▶ **ABOUT THIS TASK**:
The answer is a number and only a number: how many lines of the data include the string "Розподіл"?

▶ **DATA UNDER STUDY**:
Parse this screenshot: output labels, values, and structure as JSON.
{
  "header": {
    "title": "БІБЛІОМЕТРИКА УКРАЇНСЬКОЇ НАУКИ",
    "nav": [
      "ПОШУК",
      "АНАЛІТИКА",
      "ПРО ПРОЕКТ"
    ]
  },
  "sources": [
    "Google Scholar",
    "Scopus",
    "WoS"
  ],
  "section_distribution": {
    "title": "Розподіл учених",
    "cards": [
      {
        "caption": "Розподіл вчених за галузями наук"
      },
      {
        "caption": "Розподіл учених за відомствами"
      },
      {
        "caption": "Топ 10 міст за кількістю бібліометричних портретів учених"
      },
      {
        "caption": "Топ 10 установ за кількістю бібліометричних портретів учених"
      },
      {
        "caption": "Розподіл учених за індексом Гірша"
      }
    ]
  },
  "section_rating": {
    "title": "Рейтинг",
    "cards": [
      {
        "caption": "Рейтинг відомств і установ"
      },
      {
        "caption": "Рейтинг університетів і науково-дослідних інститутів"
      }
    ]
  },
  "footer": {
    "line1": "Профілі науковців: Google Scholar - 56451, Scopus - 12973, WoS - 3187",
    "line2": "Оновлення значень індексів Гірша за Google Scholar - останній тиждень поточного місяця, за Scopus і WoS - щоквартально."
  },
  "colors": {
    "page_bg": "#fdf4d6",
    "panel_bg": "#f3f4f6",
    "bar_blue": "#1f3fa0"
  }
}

▶ **TASK SOLUTION**:
4